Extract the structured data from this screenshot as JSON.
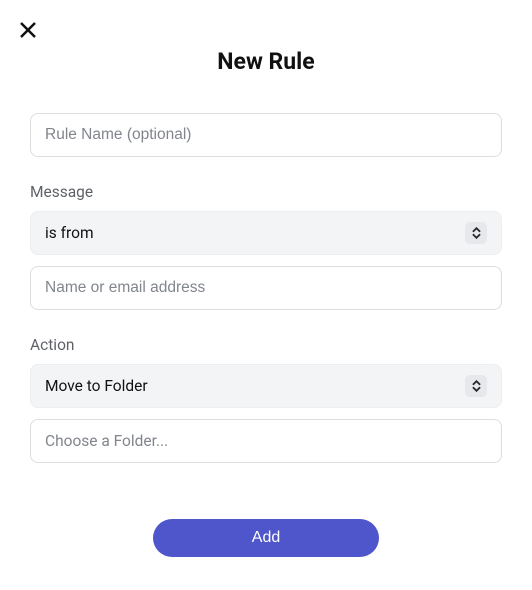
{
  "title": "New Rule",
  "ruleName": {
    "value": "",
    "placeholder": "Rule Name (optional)"
  },
  "sections": {
    "message": {
      "label": "Message",
      "conditionSelect": {
        "value": "is from"
      },
      "fromInput": {
        "value": "",
        "placeholder": "Name or email address"
      }
    },
    "action": {
      "label": "Action",
      "actionSelect": {
        "value": "Move to Folder"
      },
      "folderSelect": {
        "placeholder": "Choose a Folder..."
      }
    }
  },
  "buttons": {
    "add": "Add"
  }
}
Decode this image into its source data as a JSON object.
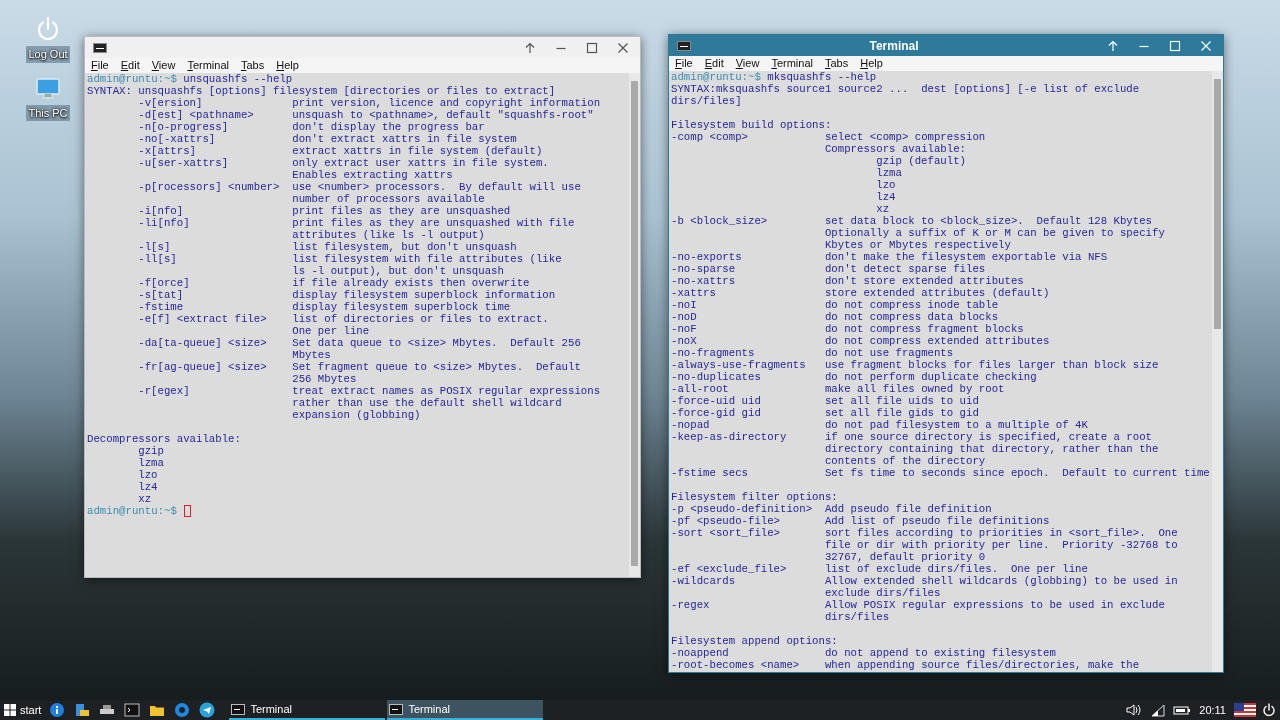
{
  "desktop_icons": [
    {
      "kind": "power",
      "label": "Log Out"
    },
    {
      "kind": "computer",
      "label": "This PC"
    }
  ],
  "windows": [
    {
      "active": false,
      "menu": [
        "File",
        "Edit",
        "View",
        "Terminal",
        "Tabs",
        "Help"
      ],
      "lines": [
        {
          "kind": "prompt",
          "prompt": "admin@runtu:~$",
          "command": "unsquashfs --help",
          "cursor": false
        },
        {
          "kind": "text",
          "text": "SYNTAX: unsquashfs [options] filesystem [directories or files to extract]"
        },
        {
          "kind": "option",
          "option": "-v[ersion]",
          "description": "print version, licence and copyright information"
        },
        {
          "kind": "option",
          "option": "-d[est] <pathname>",
          "description": "unsquash to <pathname>, default \"squashfs-root\""
        },
        {
          "kind": "option",
          "option": "-n[o-progress]",
          "description": "don't display the progress bar"
        },
        {
          "kind": "option",
          "option": "-no[-xattrs]",
          "description": "don't extract xattrs in file system"
        },
        {
          "kind": "option",
          "option": "-x[attrs]",
          "description": "extract xattrs in file system (default)"
        },
        {
          "kind": "option",
          "option": "-u[ser-xattrs]",
          "description": "only extract user xattrs in file system."
        },
        {
          "kind": "option",
          "description": "Enables extracting xattrs"
        },
        {
          "kind": "option",
          "option": "-p[rocessors] <number>",
          "description": "use <number> processors.  By default will use"
        },
        {
          "kind": "option",
          "description": "number of processors available"
        },
        {
          "kind": "option",
          "option": "-i[nfo]",
          "description": "print files as they are unsquashed"
        },
        {
          "kind": "option",
          "option": "-li[nfo]",
          "description": "print files as they are unsquashed with file"
        },
        {
          "kind": "option",
          "description": "attributes (like ls -l output)"
        },
        {
          "kind": "option",
          "option": "-l[s]",
          "description": "list filesystem, but don't unsquash"
        },
        {
          "kind": "option",
          "option": "-ll[s]",
          "description": "list filesystem with file attributes (like"
        },
        {
          "kind": "option",
          "description": "ls -l output), but don't unsquash"
        },
        {
          "kind": "option",
          "option": "-f[orce]",
          "description": "if file already exists then overwrite"
        },
        {
          "kind": "option",
          "option": "-s[tat]",
          "description": "display filesystem superblock information"
        },
        {
          "kind": "option",
          "option": "-fstime",
          "description": "display filesystem superblock time"
        },
        {
          "kind": "option",
          "option": "-e[f] <extract file>",
          "description": "list of directories or files to extract."
        },
        {
          "kind": "option",
          "description": "One per line"
        },
        {
          "kind": "option",
          "option": "-da[ta-queue] <size>",
          "description": "Set data queue to <size> Mbytes.  Default 256"
        },
        {
          "kind": "option",
          "description": "Mbytes"
        },
        {
          "kind": "option",
          "option": "-fr[ag-queue] <size>",
          "description": "Set fragment queue to <size> Mbytes.  Default"
        },
        {
          "kind": "option",
          "description": "256 Mbytes"
        },
        {
          "kind": "option",
          "option": "-r[egex]",
          "description": "treat extract names as POSIX regular expressions"
        },
        {
          "kind": "option",
          "description": "rather than use the default shell wildcard"
        },
        {
          "kind": "option",
          "description": "expansion (globbing)"
        },
        {
          "kind": "blank"
        },
        {
          "kind": "text",
          "text": "Decompressors available:"
        },
        {
          "kind": "item",
          "text": "gzip"
        },
        {
          "kind": "item",
          "text": "lzma"
        },
        {
          "kind": "item",
          "text": "lzo"
        },
        {
          "kind": "item",
          "text": "lz4"
        },
        {
          "kind": "item",
          "text": "xz"
        },
        {
          "kind": "prompt",
          "prompt": "admin@runtu:~$",
          "cursor": true
        }
      ]
    },
    {
      "active": true,
      "title": "Terminal",
      "menu": [
        "File",
        "Edit",
        "View",
        "Terminal",
        "Tabs",
        "Help"
      ],
      "lines": [
        {
          "kind": "prompt",
          "prompt": "admin@runtu:~$",
          "command": "mksquashfs --help",
          "cursor": false
        },
        {
          "kind": "text",
          "text": "SYNTAX:mksquashfs source1 source2 ...  dest [options] [-e list of exclude"
        },
        {
          "kind": "text",
          "text": "dirs/files]"
        },
        {
          "kind": "blank"
        },
        {
          "kind": "text",
          "text": "Filesystem build options:"
        },
        {
          "kind": "option",
          "option": "-comp <comp>",
          "description": "select <comp> compression"
        },
        {
          "kind": "option",
          "description": "Compressors available:"
        },
        {
          "kind": "item",
          "text": "gzip (default)"
        },
        {
          "kind": "item",
          "text": "lzma"
        },
        {
          "kind": "item",
          "text": "lzo"
        },
        {
          "kind": "item",
          "text": "lz4"
        },
        {
          "kind": "item",
          "text": "xz"
        },
        {
          "kind": "option",
          "option": "-b <block_size>",
          "description": "set data block to <block_size>.  Default 128 Kbytes"
        },
        {
          "kind": "option",
          "description": "Optionally a suffix of K or M can be given to specify"
        },
        {
          "kind": "option",
          "description": "Kbytes or Mbytes respectively"
        },
        {
          "kind": "option",
          "option": "-no-exports",
          "description": "don't make the filesystem exportable via NFS"
        },
        {
          "kind": "option",
          "option": "-no-sparse",
          "description": "don't detect sparse files"
        },
        {
          "kind": "option",
          "option": "-no-xattrs",
          "description": "don't store extended attributes"
        },
        {
          "kind": "option",
          "option": "-xattrs",
          "description": "store extended attributes (default)"
        },
        {
          "kind": "option",
          "option": "-noI",
          "description": "do not compress inode table"
        },
        {
          "kind": "option",
          "option": "-noD",
          "description": "do not compress data blocks"
        },
        {
          "kind": "option",
          "option": "-noF",
          "description": "do not compress fragment blocks"
        },
        {
          "kind": "option",
          "option": "-noX",
          "description": "do not compress extended attributes"
        },
        {
          "kind": "option",
          "option": "-no-fragments",
          "description": "do not use fragments"
        },
        {
          "kind": "option",
          "option": "-always-use-fragments",
          "description": "use fragment blocks for files larger than block size"
        },
        {
          "kind": "option",
          "option": "-no-duplicates",
          "description": "do not perform duplicate checking"
        },
        {
          "kind": "option",
          "option": "-all-root",
          "description": "make all files owned by root"
        },
        {
          "kind": "option",
          "option": "-force-uid uid",
          "description": "set all file uids to uid"
        },
        {
          "kind": "option",
          "option": "-force-gid gid",
          "description": "set all file gids to gid"
        },
        {
          "kind": "option",
          "option": "-nopad",
          "description": "do not pad filesystem to a multiple of 4K"
        },
        {
          "kind": "option",
          "option": "-keep-as-directory",
          "description": "if one source directory is specified, create a root"
        },
        {
          "kind": "option",
          "description": "directory containing that directory, rather than the"
        },
        {
          "kind": "option",
          "description": "contents of the directory"
        },
        {
          "kind": "option",
          "option": "-fstime secs",
          "description": "Set fs time to seconds since epoch.  Default to current time"
        },
        {
          "kind": "blank"
        },
        {
          "kind": "text",
          "text": "Filesystem filter options:"
        },
        {
          "kind": "option",
          "option": "-p <pseudo-definition>",
          "description": "Add pseudo file definition"
        },
        {
          "kind": "option",
          "option": "-pf <pseudo-file>",
          "description": "Add list of pseudo file definitions"
        },
        {
          "kind": "option",
          "option": "-sort <sort_file>",
          "description": "sort files according to priorities in <sort_file>.  One"
        },
        {
          "kind": "option",
          "description": "file or dir with priority per line.  Priority -32768 to"
        },
        {
          "kind": "option",
          "description": "32767, default priority 0"
        },
        {
          "kind": "option",
          "option": "-ef <exclude_file>",
          "description": "list of exclude dirs/files.  One per line"
        },
        {
          "kind": "option",
          "option": "-wildcards",
          "description": "Allow extended shell wildcards (globbing) to be used in"
        },
        {
          "kind": "option",
          "description": "exclude dirs/files"
        },
        {
          "kind": "option",
          "option": "-regex",
          "description": "Allow POSIX regular expressions to be used in exclude"
        },
        {
          "kind": "option",
          "description": "dirs/files"
        },
        {
          "kind": "blank"
        },
        {
          "kind": "text",
          "text": "Filesystem append options:"
        },
        {
          "kind": "option",
          "option": "-noappend",
          "description": "do not append to existing filesystem"
        },
        {
          "kind": "option",
          "option": "-root-becomes <name>",
          "description": "when appending source files/directories, make the"
        }
      ]
    }
  ],
  "taskbar": {
    "start_label": "start",
    "tasks": [
      {
        "label": "Terminal",
        "selected": false
      },
      {
        "label": "Terminal",
        "selected": true
      }
    ],
    "clock": "20:11"
  }
}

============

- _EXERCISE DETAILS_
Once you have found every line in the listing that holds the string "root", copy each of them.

- _TASK RESULT_
          "description": "unsquash to <pathname>, default \"squashfs-root\""
          "option": "-all-root",
          "description": "make all files owned by root"
          "description": "if one source directory is specified, create a root"
          "option": "-root-becomes <name>",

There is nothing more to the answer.